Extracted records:
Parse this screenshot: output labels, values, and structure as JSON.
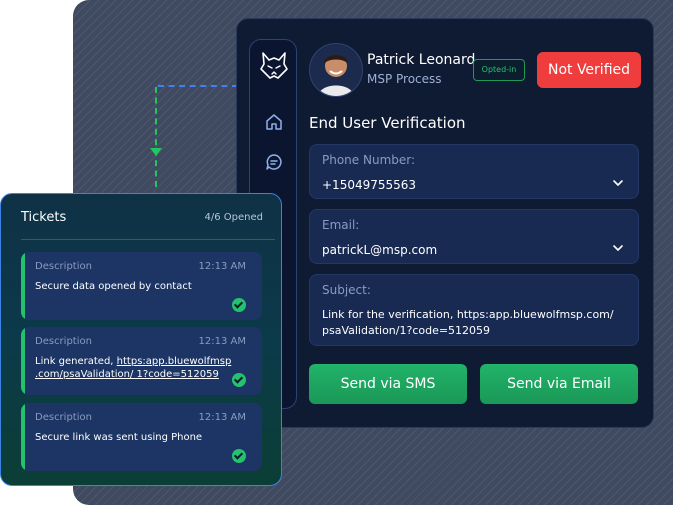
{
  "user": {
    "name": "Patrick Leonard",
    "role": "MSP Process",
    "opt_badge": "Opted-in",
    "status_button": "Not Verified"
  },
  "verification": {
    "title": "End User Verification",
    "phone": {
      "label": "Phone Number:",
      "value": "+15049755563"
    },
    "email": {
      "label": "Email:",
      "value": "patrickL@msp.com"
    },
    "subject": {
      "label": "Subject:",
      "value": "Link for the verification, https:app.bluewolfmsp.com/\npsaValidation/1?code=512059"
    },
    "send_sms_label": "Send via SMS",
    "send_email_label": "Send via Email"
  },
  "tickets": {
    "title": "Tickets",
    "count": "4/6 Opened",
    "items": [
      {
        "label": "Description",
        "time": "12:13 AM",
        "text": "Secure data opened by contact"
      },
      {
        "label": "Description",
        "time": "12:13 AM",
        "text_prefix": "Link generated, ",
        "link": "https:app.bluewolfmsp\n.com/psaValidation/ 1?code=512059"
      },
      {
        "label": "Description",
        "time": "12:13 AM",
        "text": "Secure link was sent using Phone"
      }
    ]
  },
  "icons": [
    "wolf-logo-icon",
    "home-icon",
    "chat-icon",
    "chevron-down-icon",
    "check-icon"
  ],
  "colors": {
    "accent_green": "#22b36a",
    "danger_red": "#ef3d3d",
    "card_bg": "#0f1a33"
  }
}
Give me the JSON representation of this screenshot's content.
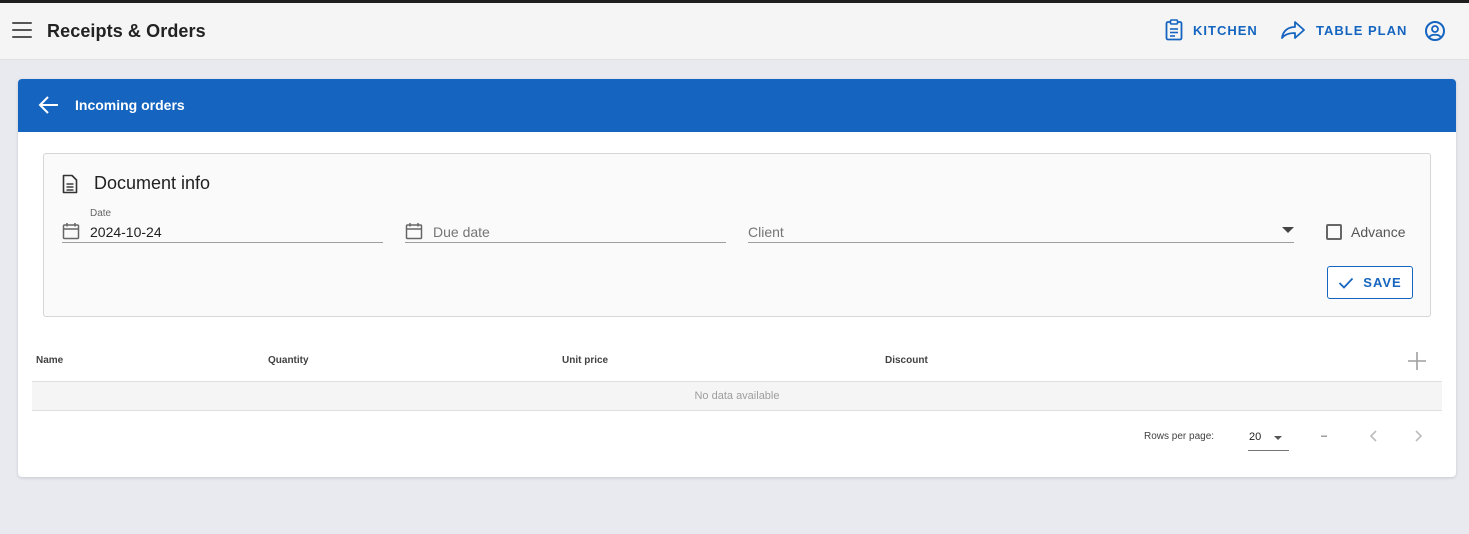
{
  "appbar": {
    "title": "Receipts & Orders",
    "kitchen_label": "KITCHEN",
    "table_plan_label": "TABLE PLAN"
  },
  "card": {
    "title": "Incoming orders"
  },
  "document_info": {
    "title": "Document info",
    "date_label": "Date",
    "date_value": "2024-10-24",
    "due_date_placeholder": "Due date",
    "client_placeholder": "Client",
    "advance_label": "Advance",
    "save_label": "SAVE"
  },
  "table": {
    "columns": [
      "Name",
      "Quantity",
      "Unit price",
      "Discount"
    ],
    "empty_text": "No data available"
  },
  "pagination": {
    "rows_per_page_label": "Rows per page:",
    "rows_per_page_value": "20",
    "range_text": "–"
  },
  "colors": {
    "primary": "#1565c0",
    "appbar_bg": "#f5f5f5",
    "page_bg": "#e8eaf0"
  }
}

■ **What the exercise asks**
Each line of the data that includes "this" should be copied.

■ **Solved exercise**
Parse this screenshot: output labels, values, and structure as JSON.
Give me the JSON representation of this screenshot's content.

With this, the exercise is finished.